-- Opening Marker --

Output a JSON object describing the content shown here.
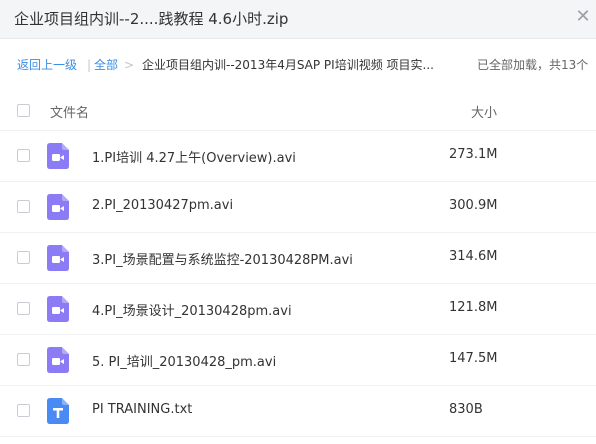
{
  "window": {
    "title": "企业项目组内训--2....践教程 4.6小时.zip",
    "close_glyph": "✕"
  },
  "breadcrumb": {
    "back_label": "返回上一级",
    "separator": "|",
    "all_label": "全部",
    "arrow": ">",
    "path": "企业项目组内训--2013年4月SAP PI培训视频 项目实...",
    "status": "已全部加载，共13个"
  },
  "columns": {
    "name": "文件名",
    "size": "大小"
  },
  "colors": {
    "accent": "#3a8ee6",
    "video_icon": "#8b7cf6",
    "text_icon": "#4a8af4"
  },
  "files": [
    {
      "name": "1.PI培训 4.27上午(Overview).avi",
      "size": "273.1M",
      "icon": "video-file-icon"
    },
    {
      "name": "2.PI_20130427pm.avi",
      "size": "300.9M",
      "icon": "video-file-icon"
    },
    {
      "name": "3.PI_场景配置与系统监控-20130428PM.avi",
      "size": "314.6M",
      "icon": "video-file-icon"
    },
    {
      "name": "4.PI_场景设计_20130428pm.avi",
      "size": "121.8M",
      "icon": "video-file-icon"
    },
    {
      "name": "5. PI_培训_20130428_pm.avi",
      "size": "147.5M",
      "icon": "video-file-icon"
    },
    {
      "name": "PI TRAINING.txt",
      "size": "830B",
      "icon": "text-file-icon"
    }
  ]
}
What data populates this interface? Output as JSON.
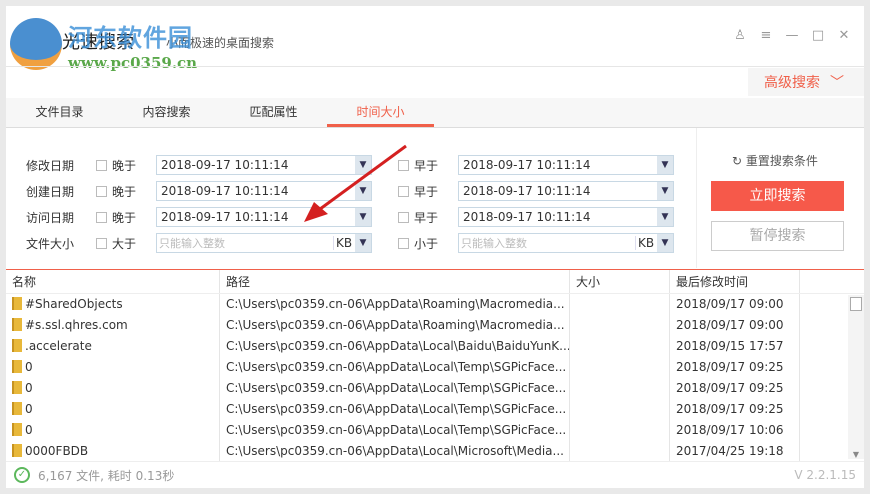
{
  "app": {
    "title": "光速搜索",
    "subtitle": "小而极速的桌面搜索"
  },
  "watermark": {
    "name": "河东软件园",
    "url": "www.pc0359.cn"
  },
  "window_controls": [
    "user-icon",
    "menu-icon",
    "minimize-icon",
    "maximize-icon",
    "close-icon"
  ],
  "advanced_label": "高级搜索",
  "tabs": [
    {
      "label": "文件目录"
    },
    {
      "label": "内容搜索"
    },
    {
      "label": "匹配属性"
    },
    {
      "label": "时间大小",
      "active": true
    }
  ],
  "form": {
    "rows": [
      {
        "label": "修改日期",
        "left_check": "晚于",
        "left_value": "2018-09-17 10:11:14",
        "right_check": "早于",
        "right_value": "2018-09-17 10:11:14"
      },
      {
        "label": "创建日期",
        "left_check": "晚于",
        "left_value": "2018-09-17 10:11:14",
        "right_check": "早于",
        "right_value": "2018-09-17 10:11:14"
      },
      {
        "label": "访问日期",
        "left_check": "晚于",
        "left_value": "2018-09-17 10:11:14",
        "right_check": "早于",
        "right_value": "2018-09-17 10:11:14"
      }
    ],
    "size": {
      "label": "文件大小",
      "left_check": "大于",
      "right_check": "小于",
      "placeholder": "只能输入整数",
      "unit": "KB"
    },
    "reset_label": "重置搜索条件",
    "search_label": "立即搜索",
    "pause_label": "暂停搜索"
  },
  "table": {
    "columns": [
      "名称",
      "路径",
      "大小",
      "最后修改时间"
    ],
    "rows": [
      {
        "name": "#SharedObjects",
        "path": "C:\\Users\\pc0359.cn-06\\AppData\\Roaming\\Macromedia...",
        "size": "",
        "modified": "2018/09/17 09:00"
      },
      {
        "name": "#s.ssl.qhres.com",
        "path": "C:\\Users\\pc0359.cn-06\\AppData\\Roaming\\Macromedia...",
        "size": "",
        "modified": "2018/09/17 09:00"
      },
      {
        "name": ".accelerate",
        "path": "C:\\Users\\pc0359.cn-06\\AppData\\Local\\Baidu\\BaiduYunK...",
        "size": "",
        "modified": "2018/09/15 17:57"
      },
      {
        "name": "0",
        "path": "C:\\Users\\pc0359.cn-06\\AppData\\Local\\Temp\\SGPicFace...",
        "size": "",
        "modified": "2018/09/17 09:25"
      },
      {
        "name": "0",
        "path": "C:\\Users\\pc0359.cn-06\\AppData\\Local\\Temp\\SGPicFace...",
        "size": "",
        "modified": "2018/09/17 09:25"
      },
      {
        "name": "0",
        "path": "C:\\Users\\pc0359.cn-06\\AppData\\Local\\Temp\\SGPicFace...",
        "size": "",
        "modified": "2018/09/17 09:25"
      },
      {
        "name": "0",
        "path": "C:\\Users\\pc0359.cn-06\\AppData\\Local\\Temp\\SGPicFace...",
        "size": "",
        "modified": "2018/09/17 10:06"
      },
      {
        "name": "0000FBDB",
        "path": "C:\\Users\\pc0359.cn-06\\AppData\\Local\\Microsoft\\Media...",
        "size": "",
        "modified": "2017/04/25 19:18"
      }
    ]
  },
  "status": {
    "text": "6,167 文件, 耗时 0.13秒",
    "version": "V 2.2.1.15"
  }
}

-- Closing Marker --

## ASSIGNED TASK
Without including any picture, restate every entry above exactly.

## WRITTEN ANSWER
Output a JSON object describing the content shown here.
{
  "window": {
    "title": "企业项目组内训--2....践教程 4.6小时.zip",
    "close_glyph": "✕"
  },
  "breadcrumb": {
    "back_label": "返回上一级",
    "separator": "|",
    "all_label": "全部",
    "arrow": ">",
    "path": "企业项目组内训--2013年4月SAP PI培训视频 项目实...",
    "status": "已全部加载，共13个"
  },
  "columns": {
    "name": "文件名",
    "size": "大小"
  },
  "colors": {
    "accent": "#3a8ee6",
    "video_icon": "#8b7cf6",
    "text_icon": "#4a8af4"
  },
  "files": [
    {
      "name": "1.PI培训 4.27上午(Overview).avi",
      "size": "273.1M",
      "icon": "video-file-icon"
    },
    {
      "name": "2.PI_20130427pm.avi",
      "size": "300.9M",
      "icon": "video-file-icon"
    },
    {
      "name": "3.PI_场景配置与系统监控-20130428PM.avi",
      "size": "314.6M",
      "icon": "video-file-icon"
    },
    {
      "name": "4.PI_场景设计_20130428pm.avi",
      "size": "121.8M",
      "icon": "video-file-icon"
    },
    {
      "name": "5. PI_培训_20130428_pm.avi",
      "size": "147.5M",
      "icon": "video-file-icon"
    },
    {
      "name": "PI TRAINING.txt",
      "size": "830B",
      "icon": "text-file-icon"
    }
  ]
}
What data populates this interface? Output as JSON.
{
  "app": {
    "title": "光速搜索",
    "subtitle": "小而极速的桌面搜索"
  },
  "watermark": {
    "name": "河东软件园",
    "url": "www.pc0359.cn"
  },
  "window_controls": [
    "user-icon",
    "menu-icon",
    "minimize-icon",
    "maximize-icon",
    "close-icon"
  ],
  "advanced_label": "高级搜索",
  "tabs": [
    {
      "label": "文件目录"
    },
    {
      "label": "内容搜索"
    },
    {
      "label": "匹配属性"
    },
    {
      "label": "时间大小",
      "active": true
    }
  ],
  "form": {
    "rows": [
      {
        "label": "修改日期",
        "left_check": "晚于",
        "left_value": "2018-09-17 10:11:14",
        "right_check": "早于",
        "right_value": "2018-09-17 10:11:14"
      },
      {
        "label": "创建日期",
        "left_check": "晚于",
        "left_value": "2018-09-17 10:11:14",
        "right_check": "早于",
        "right_value": "2018-09-17 10:11:14"
      },
      {
        "label": "访问日期",
        "left_check": "晚于",
        "left_value": "2018-09-17 10:11:14",
        "right_check": "早于",
        "right_value": "2018-09-17 10:11:14"
      }
    ],
    "size": {
      "label": "文件大小",
      "left_check": "大于",
      "right_check": "小于",
      "placeholder": "只能输入整数",
      "unit": "KB"
    },
    "reset_label": "重置搜索条件",
    "search_label": "立即搜索",
    "pause_label": "暂停搜索"
  },
  "table": {
    "columns": [
      "名称",
      "路径",
      "大小",
      "最后修改时间"
    ],
    "rows": [
      {
        "name": "#SharedObjects",
        "path": "C:\\Users\\pc0359.cn-06\\AppData\\Roaming\\Macromedia...",
        "size": "",
        "modified": "2018/09/17 09:00"
      },
      {
        "name": "#s.ssl.qhres.com",
        "path": "C:\\Users\\pc0359.cn-06\\AppData\\Roaming\\Macromedia...",
        "size": "",
        "modified": "2018/09/17 09:00"
      },
      {
        "name": ".accelerate",
        "path": "C:\\Users\\pc0359.cn-06\\AppData\\Local\\Baidu\\BaiduYunK...",
        "size": "",
        "modified": "2018/09/15 17:57"
      },
      {
        "name": "0",
        "path": "C:\\Users\\pc0359.cn-06\\AppData\\Local\\Temp\\SGPicFace...",
        "size": "",
        "modified": "2018/09/17 09:25"
      },
      {
        "name": "0",
        "path": "C:\\Users\\pc0359.cn-06\\AppData\\Local\\Temp\\SGPicFace...",
        "size": "",
        "modified": "2018/09/17 09:25"
      },
      {
        "name": "0",
        "path": "C:\\Users\\pc0359.cn-06\\AppData\\Local\\Temp\\SGPicFace...",
        "size": "",
        "modified": "2018/09/17 09:25"
      },
      {
        "name": "0",
        "path": "C:\\Users\\pc0359.cn-06\\AppData\\Local\\Temp\\SGPicFace...",
        "size": "",
        "modified": "2018/09/17 10:06"
      },
      {
        "name": "0000FBDB",
        "path": "C:\\Users\\pc0359.cn-06\\AppData\\Local\\Microsoft\\Media...",
        "size": "",
        "modified": "2017/04/25 19:18"
      }
    ]
  },
  "status": {
    "text": "6,167 文件, 耗时 0.13秒",
    "version": "V 2.2.1.15"
  }
}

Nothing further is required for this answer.